Freedom Stories is one of several discussion programs funded by the NEH’s division of public programs. These programs are intended to reach broad and diverse public audiences in non-classroom settings. They engage humanities scholars and community experts and encourage communities to think about their local history and culture within the context of the broader American story.
The Freedom Stories program focused on the rich history and storytelling traditions of Black Appalachia. Over the course of twelve online sessions, ISC hosted public discussions covering a range of topics in Black Appalachian history. For example, there were sessions dedicated to the Civil War and Reconstruction, Black education during segregation, and Emancipation Saturday, as well as a range of other topics. Each of the panelists discussed the program itself, then reflected on how the project impacted their own lives. Dickson said that he was inspired by the stories of Black Appalachians’ dedication to pursuing educational excellence in the face of segregation during the Jim Crow era. He also spoke of how it was a confidence booster for African Americans to see their stories celebrated and connected to larger American history themes.

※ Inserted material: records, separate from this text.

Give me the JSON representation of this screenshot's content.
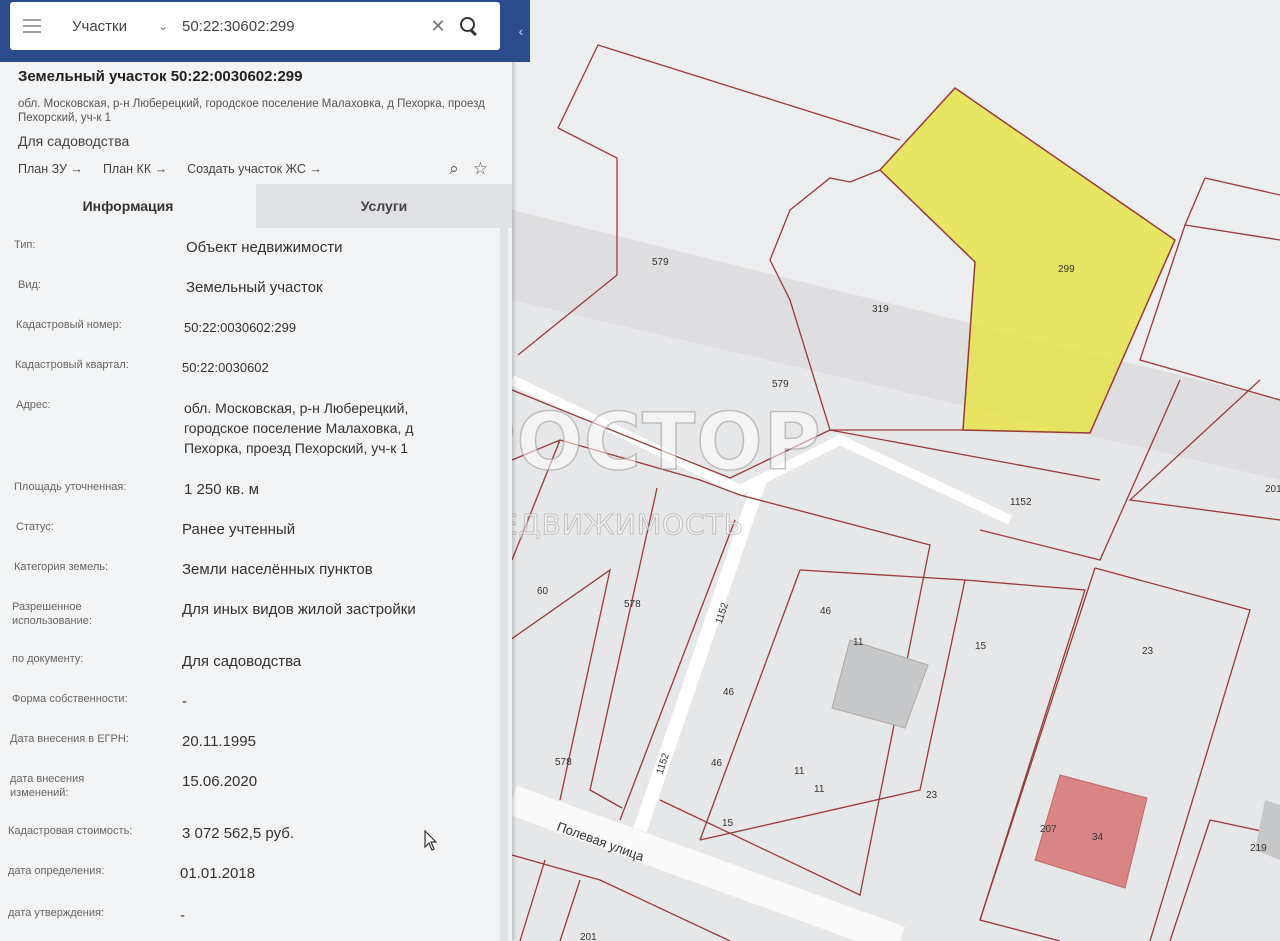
{
  "search": {
    "layer": "Участки",
    "query": "50:22:30602:299"
  },
  "object": {
    "title": "Земельный участок 50:22:0030602:299",
    "address": "обл. Московская, р-н Люберецкий, городское поселение Малаховка, д Пехорка, проезд Пехорский, уч-к 1",
    "use": "Для садоводства",
    "links": [
      "План ЗУ →",
      "План КК →",
      "Создать участок ЖС →"
    ]
  },
  "tabs": [
    "Информация",
    "Услуги"
  ],
  "info": [
    {
      "label": "Тип:",
      "value": "Объект недвижимости"
    },
    {
      "label": "Вид:",
      "value": "Земельный участок"
    },
    {
      "label": "Кадастровый номер:",
      "value": "50:22:0030602:299"
    },
    {
      "label": "Кадастровый квартал:",
      "value": "50:22:0030602"
    },
    {
      "label": "Адрес:",
      "value": "обл. Московская, р-н Люберецкий, городское поселение Малаховка, д Пехорка, проезд Пехорский, уч-к 1"
    },
    {
      "label": "Площадь уточненная:",
      "value": "1 250 кв. м"
    },
    {
      "label": "Статус:",
      "value": "Ранее учтенный"
    },
    {
      "label": "Категория земель:",
      "value": "Земли населённых пунктов"
    },
    {
      "label": "Разрешенное использование:",
      "value": "Для иных видов жилой застройки"
    },
    {
      "label": "по документу:",
      "value": "Для садоводства"
    },
    {
      "label": "Форма собственности:",
      "value": "-"
    },
    {
      "label": "Дата внесения в ЕГРН:",
      "value": "20.11.1995"
    },
    {
      "label": "дата внесения изменений:",
      "value": "15.06.2020"
    },
    {
      "label": "Кадастровая стоимость:",
      "value": "3 072 562,5 руб."
    },
    {
      "label": "дата определения:",
      "value": "01.01.2018"
    },
    {
      "label": "дата утверждения:",
      "value": "-"
    }
  ],
  "watermark": {
    "title": "ПРОСТОР",
    "subtitle": "НЕДВИЖИМОСТЬ"
  },
  "map": {
    "street": "Полевая улица",
    "parcel_labels": [
      "299",
      "579",
      "319",
      "579",
      "1152",
      "1152",
      "1152",
      "60",
      "578",
      "578",
      "46",
      "46",
      "46",
      "11",
      "11",
      "11",
      "15",
      "15",
      "23",
      "23",
      "207",
      "34",
      "219",
      "201"
    ],
    "highlight_color": "#e8e34a",
    "building_color": "#d98585",
    "boundary_color": "#9a3a3a"
  }
}
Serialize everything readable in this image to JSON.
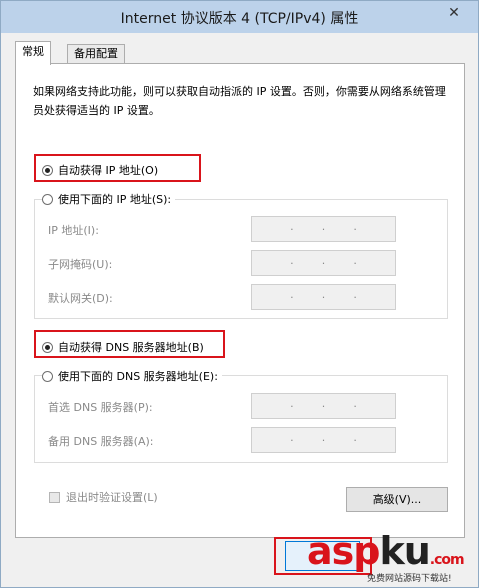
{
  "window": {
    "title": "Internet 协议版本 4 (TCP/IPv4) 属性",
    "close_glyph": "✕"
  },
  "tabs": [
    {
      "label": "常规",
      "active": true
    },
    {
      "label": "备用配置",
      "active": false
    }
  ],
  "description": "如果网络支持此功能，则可以获取自动指派的 IP 设置。否则，你需要从网络系统管理员处获得适当的 IP 设置。",
  "ip_section": {
    "auto_option": {
      "label": "自动获得 IP 地址(O)",
      "checked": true
    },
    "manual_option": {
      "label": "使用下面的 IP 地址(S):",
      "checked": false
    },
    "fields": [
      {
        "label": "IP 地址(I):",
        "value": ""
      },
      {
        "label": "子网掩码(U):",
        "value": ""
      },
      {
        "label": "默认网关(D):",
        "value": ""
      }
    ]
  },
  "dns_section": {
    "auto_option": {
      "label": "自动获得 DNS 服务器地址(B)",
      "checked": true
    },
    "manual_option": {
      "label": "使用下面的 DNS 服务器地址(E):",
      "checked": false
    },
    "fields": [
      {
        "label": "首选 DNS 服务器(P):",
        "value": ""
      },
      {
        "label": "备用 DNS 服务器(A):",
        "value": ""
      }
    ]
  },
  "validate_checkbox": {
    "label": "退出时验证设置(L)",
    "checked": false
  },
  "advanced_button": "高级(V)...",
  "ok_button": "",
  "ip_dot": "·",
  "watermark": {
    "logo_part1": "asp",
    "logo_part2": "ku",
    "logo_suffix": ".com",
    "subtitle": "免费网站源码下载站!"
  },
  "colors": {
    "highlight": "#d9141b",
    "titlebar": "#bcd2ea"
  }
}
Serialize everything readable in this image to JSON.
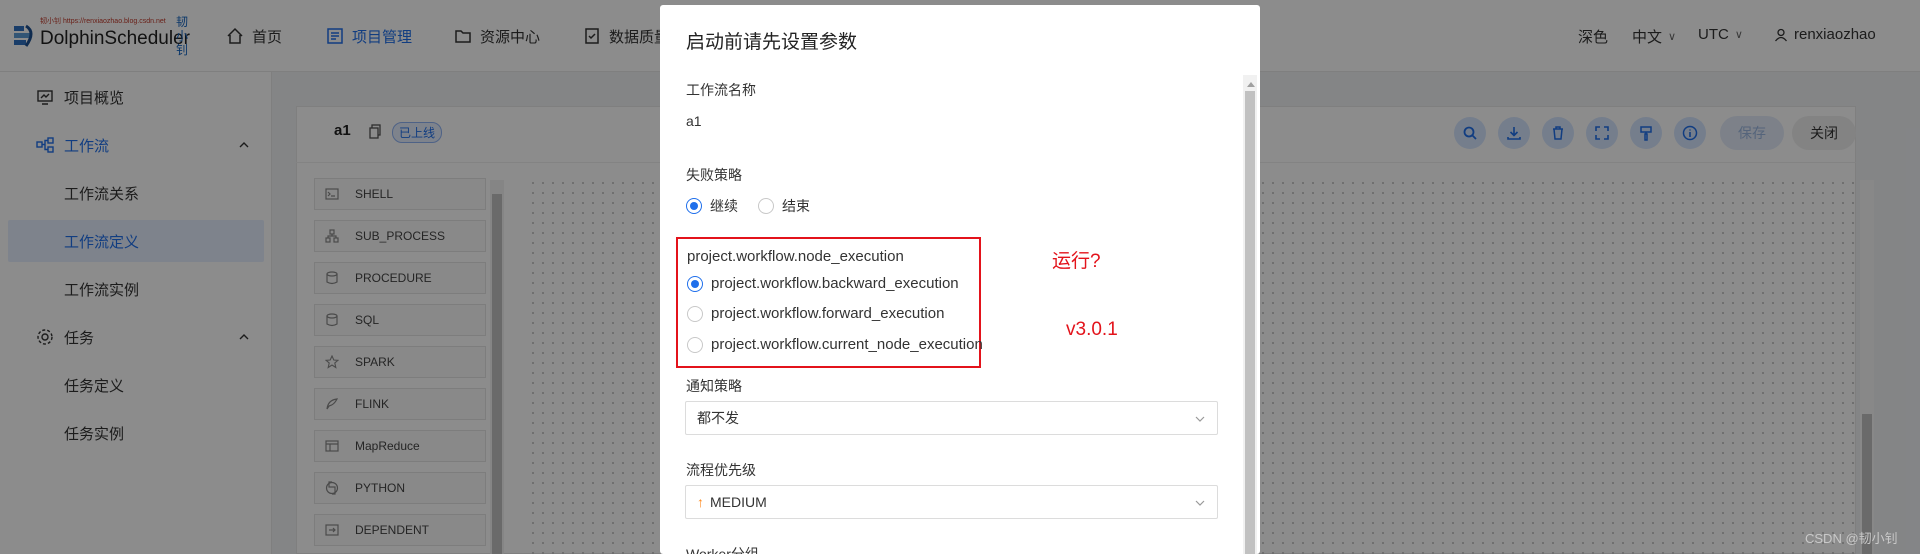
{
  "header": {
    "logo_url_text": "韧小钊  https://renxiaozhao.blog.csdn.net",
    "logo_text": "DolphinScheduler",
    "logo_cn": "韧小钊",
    "nav": [
      {
        "label": "首页",
        "icon": "home-icon"
      },
      {
        "label": "项目管理",
        "icon": "project-icon"
      },
      {
        "label": "资源中心",
        "icon": "folder-icon"
      },
      {
        "label": "数据质量",
        "icon": "data-quality-icon"
      }
    ],
    "theme": "深色",
    "language": "中文",
    "timezone": "UTC",
    "user": "renxiaozhao"
  },
  "sidebar": {
    "items": [
      {
        "label": "项目概览",
        "icon": "overview-icon"
      },
      {
        "label": "工作流",
        "icon": "workflow-icon"
      },
      {
        "label": "工作流关系"
      },
      {
        "label": "工作流定义"
      },
      {
        "label": "工作流实例"
      },
      {
        "label": "任务",
        "icon": "gear-icon"
      },
      {
        "label": "任务定义"
      },
      {
        "label": "任务实例"
      }
    ]
  },
  "canvas": {
    "workflow_name": "a1",
    "status_tag": "已上线",
    "save_label": "保存",
    "close_label": "关闭",
    "tasks": [
      "SHELL",
      "SUB_PROCESS",
      "PROCEDURE",
      "SQL",
      "SPARK",
      "FLINK",
      "MapReduce",
      "PYTHON",
      "DEPENDENT"
    ]
  },
  "modal": {
    "title": "启动前请先设置参数",
    "workflow_name_label": "工作流名称",
    "workflow_name_value": "a1",
    "failure_strategy_label": "失败策略",
    "failure_options": [
      "继续",
      "结束"
    ],
    "failure_selected": "继续",
    "node_execution_label": "project.workflow.node_execution",
    "node_execution_options": [
      "project.workflow.backward_execution",
      "project.workflow.forward_execution",
      "project.workflow.current_node_execution"
    ],
    "node_execution_selected": "project.workflow.backward_execution",
    "notify_label": "通知策略",
    "notify_value": "都不发",
    "priority_label": "流程优先级",
    "priority_value": "MEDIUM",
    "worker_group_label": "Worker分组"
  },
  "annotations": {
    "question": "运行?",
    "version": "v3.0.1"
  },
  "watermark": "CSDN @韧小钊",
  "colors": {
    "accent": "#1f6feb",
    "annotation_red": "#e3131b",
    "priority_orange": "#ff8a1e"
  }
}
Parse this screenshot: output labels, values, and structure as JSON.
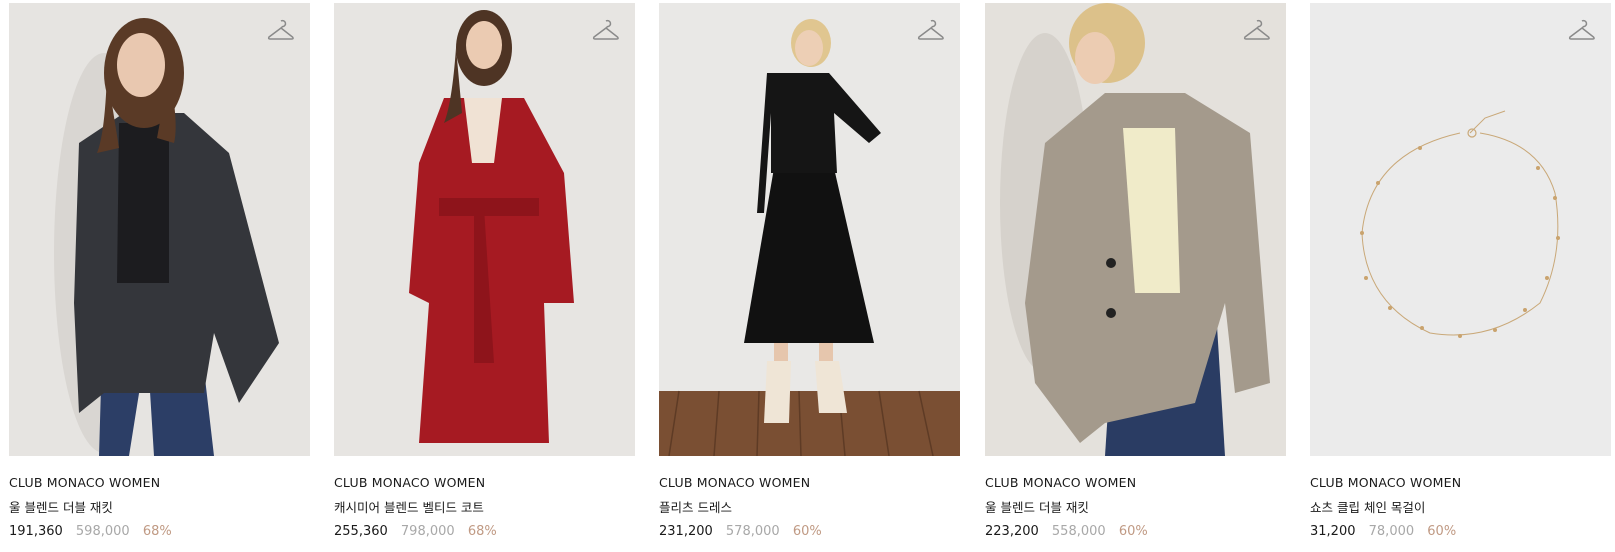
{
  "products": [
    {
      "brand": "CLUB MONACO WOMEN",
      "name": "울 블렌드 더블 재킷",
      "sale_price": "191,360",
      "original_price": "598,000",
      "discount": "68%",
      "wishlist_icon": "hanger-icon"
    },
    {
      "brand": "CLUB MONACO WOMEN",
      "name": "캐시미어 블렌드 벨티드 코트",
      "sale_price": "255,360",
      "original_price": "798,000",
      "discount": "68%",
      "wishlist_icon": "hanger-icon"
    },
    {
      "brand": "CLUB MONACO WOMEN",
      "name": "플리츠 드레스",
      "sale_price": "231,200",
      "original_price": "578,000",
      "discount": "60%",
      "wishlist_icon": "hanger-icon"
    },
    {
      "brand": "CLUB MONACO WOMEN",
      "name": "울 블렌드 더블 재킷",
      "sale_price": "223,200",
      "original_price": "558,000",
      "discount": "60%",
      "wishlist_icon": "hanger-icon"
    },
    {
      "brand": "CLUB MONACO WOMEN",
      "name": "쇼츠 클립 체인 목걸이",
      "sale_price": "31,200",
      "original_price": "78,000",
      "discount": "60%",
      "wishlist_icon": "hanger-icon"
    }
  ],
  "colors": {
    "discount": "#c09a84",
    "original_price": "#a8a8a8",
    "text": "#1a1a1a"
  }
}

Freedom Stories also offered participants an opportunity to discuss difficult topics in a welcoming and non-threatening environment. Turley said that the programs had increased community dialogue and diversity discussions, and Sirah talked about the unique power of stories to generate empathy. In fact, 82 percent of participants in an NHA survey agreed that they “feel more confident taking part in thoughtful discussions about race” as a result of the program, and 93 percent felt motivated to “listen to the stories of people whose backgrounds are different from [their] own.”
NEH funding has been foundational to the success of the Freedom Stories program and to the ISC as a whole. Sirah discussed how NEH support has allowed the ISC to greatly expand its programming in underserved communities and bring together young people from across Appalachia to learn about storytelling and continue the tradition. It has also allowed the ISC to do more storytelling research and to develop additional digital storytelling resources. In an unexpected development, the NEH grant even attracted attention—and funding—from Silicon Valley.
You can view a full recording of the briefing here.